Exercise prompt.
Could you please find each line in the records that contains the word "annotation" and copy it?

Data.
══════
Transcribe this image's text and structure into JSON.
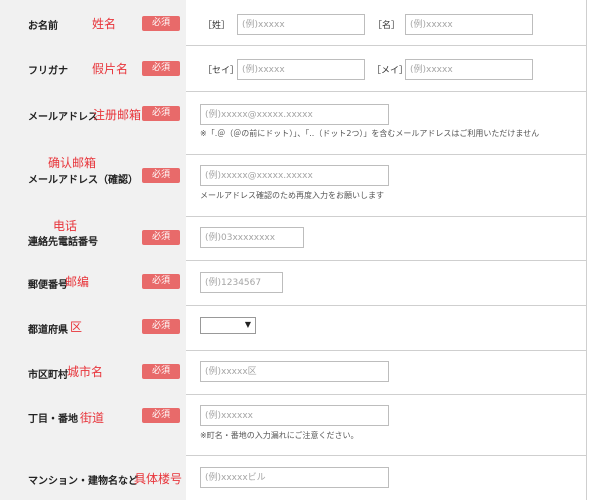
{
  "required_label": "必須",
  "rows": [
    {
      "label": "お名前",
      "annotation": "姓名",
      "bracket1": "［姓］",
      "placeholder1": "(例)xxxxx",
      "bracket2": "［名］",
      "placeholder2": "(例)xxxxx"
    },
    {
      "label": "フリガナ",
      "annotation": "假片名",
      "bracket1": "［セイ］",
      "placeholder1": "(例)xxxxx",
      "bracket2": "［メイ］",
      "placeholder2": "(例)xxxxx"
    },
    {
      "label": "メールアドレス",
      "annotation": "注册邮箱",
      "placeholder": "(例)xxxxx@xxxxx.xxxxx",
      "note": "※「.＠（＠の前にドット）」、「..（ドット2つ）」を含むメールアドレスはご利用いただけません"
    },
    {
      "label": "メールアドレス（確認）",
      "annotation": "确认邮箱",
      "placeholder": "(例)xxxxx@xxxxx.xxxxx",
      "note": "メールアドレス確認のため再度入力をお願いします"
    },
    {
      "label": "連絡先電話番号",
      "annotation": "电话",
      "placeholder": "(例)03xxxxxxxx"
    },
    {
      "label": "郵便番号",
      "annotation": "邮编",
      "placeholder": "(例)1234567"
    },
    {
      "label": "都道府県",
      "annotation": "区",
      "select_value": ""
    },
    {
      "label": "市区町村",
      "annotation": "城市名",
      "placeholder": "(例)xxxxx区"
    },
    {
      "label": "丁目・番地",
      "annotation": "街道",
      "placeholder": "(例)xxxxxx",
      "note": "※町名・番地の入力漏れにご注意ください。"
    },
    {
      "label": "マンション・建物名など",
      "annotation": "具体楼号",
      "placeholder": "(例)xxxxxビル"
    }
  ],
  "icons": {
    "select_arrow": "dropdown-arrow-icon"
  },
  "colors": {
    "required_badge": "#e86a6a",
    "annotation": "#e8343a",
    "label_bg": "#f1f1f1"
  }
}
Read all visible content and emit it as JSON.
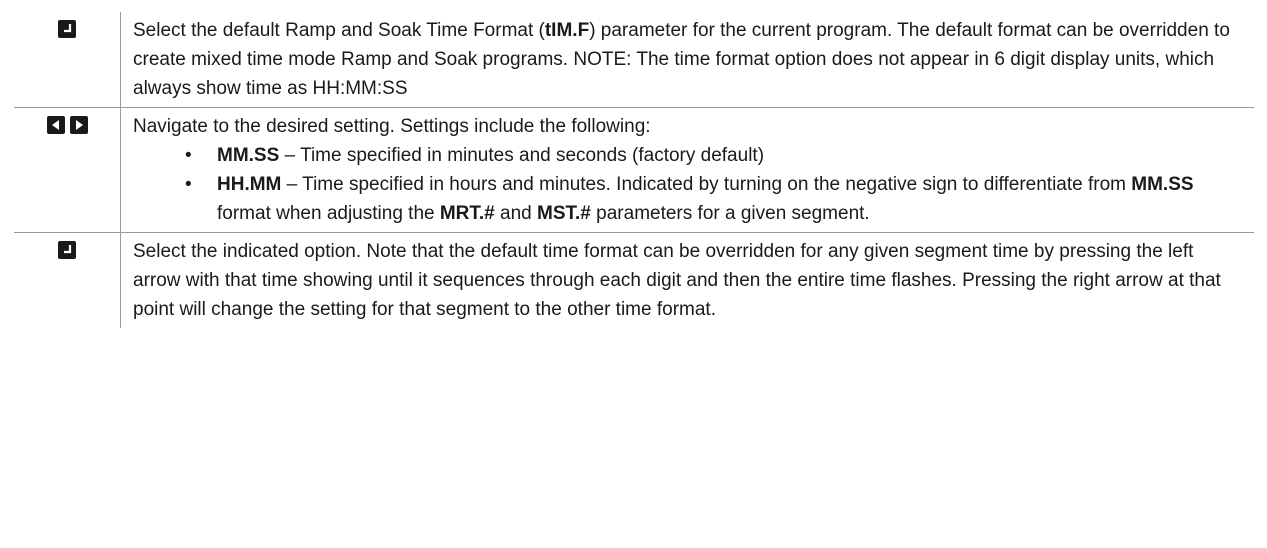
{
  "rows": [
    {
      "icon": "enter-key-icon",
      "segments": [
        {
          "t": "Select the default Ramp and Soak Time Format (",
          "b": false
        },
        {
          "t": "tIM.F",
          "b": true
        },
        {
          "t": ") parameter for the current program. The default format can be overridden to create mixed time mode Ramp and Soak programs. NOTE: The time format  option does not appear in 6 digit display units, which always show time as HH:MM:SS",
          "b": false
        }
      ]
    },
    {
      "icon": "left-right-arrow-keys-icon",
      "intro": "Navigate to the desired setting. Settings include the following:",
      "bullets": [
        [
          {
            "t": "MM.SS",
            "b": true
          },
          {
            "t": "  –  Time specified in minutes and seconds (factory default)",
            "b": false
          }
        ],
        [
          {
            "t": "HH.MM",
            "b": true
          },
          {
            "t": "  –  Time specified in hours and minutes.  Indicated by turning on the negative sign to differentiate from ",
            "b": false
          },
          {
            "t": "MM.SS",
            "b": true
          },
          {
            "t": " format when adjusting the ",
            "b": false
          },
          {
            "t": "MRT.#",
            "b": true
          },
          {
            "t": " and ",
            "b": false
          },
          {
            "t": "MST.#",
            "b": true
          },
          {
            "t": " parameters for a given segment.",
            "b": false
          }
        ]
      ]
    },
    {
      "icon": "enter-key-icon",
      "segments": [
        {
          "t": "Select the indicated option.  Note that the default time format can be overridden for any given segment time by pressing the left arrow with that time showing until it sequences through each digit and then the entire time flashes.  Pressing the right arrow at that point will change the setting for that segment to the other time format.",
          "b": false
        }
      ]
    }
  ]
}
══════
Finished exercise.
      "annotation": "姓名",
      "annotation": "假片名",
      "annotation": "注册邮箱",
      "annotation": "确认邮箱",
      "annotation": "电话",
      "annotation": "邮编",
      "annotation": "区",
      "annotation": "城市名",
      "annotation": "街道",
      "annotation": "具体楼号",
    "annotation": "#e8343a",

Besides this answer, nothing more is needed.